What is important to highlight here is that a limited degree of incongruence is not necessarily problematic, for two important reasons. First, there are other actors (e.g. parties and interest groups) that have a policy impact. While most democratic systems pursue high levels of congruence, none achieve this flawlessly for the simple reason that interests across issues are often conflicting and policy may operate at a much slower pace than the formation of public opinion. Second, limited levels of incongruence are not necessarily problematic from a normative perspective. Only structural incongruence can be problematic for the implementation of democratic principles and overall democratic functioning. This is not the case here.
Altogether, our findings suggest French democracy is relatively effective, at least regarding issues related to Muslims. While this finding is in line with theoretical expectations from the macro polity literature, it is nonetheless a surprising observation in France specifically. That is to say, considering the Republican and secular framework that underpins societal and political developments in France, we would expect this to restrict the political and societal translation of any phenomenon that challenges it. Yet, under these circumstances, we nonetheless find high levels of congruence in a relatively unfavourable setting.
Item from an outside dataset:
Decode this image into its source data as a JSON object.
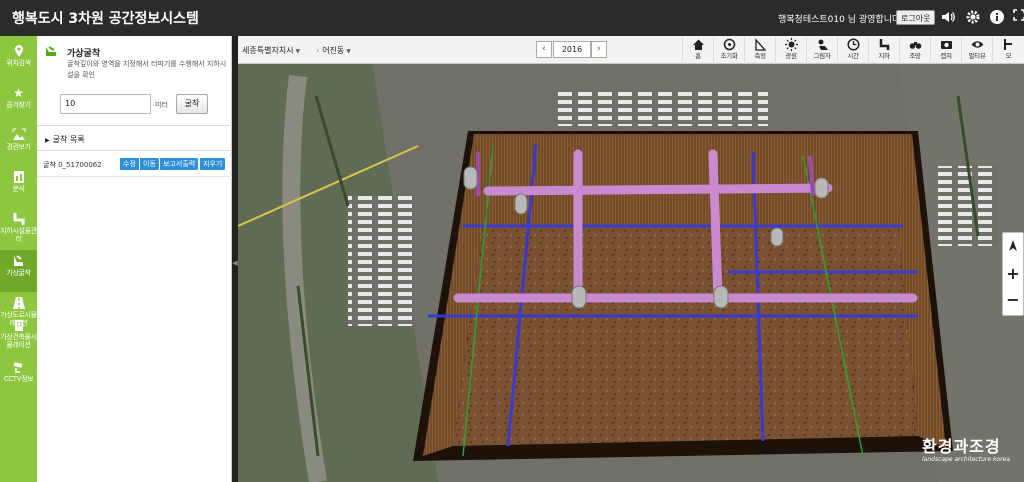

This renders us hopeful about democratic representation and the normative functioning of democracy, even in a contentious field and a relatively disadvantageous context.
For more information, see the authors’ accompanying study in Ethnic and Racial Studies
Note: This article gives the views of the authors, not the position of EUROPP – European Politics and Policy or the London School of Economics. Featured image credit: Shutterstock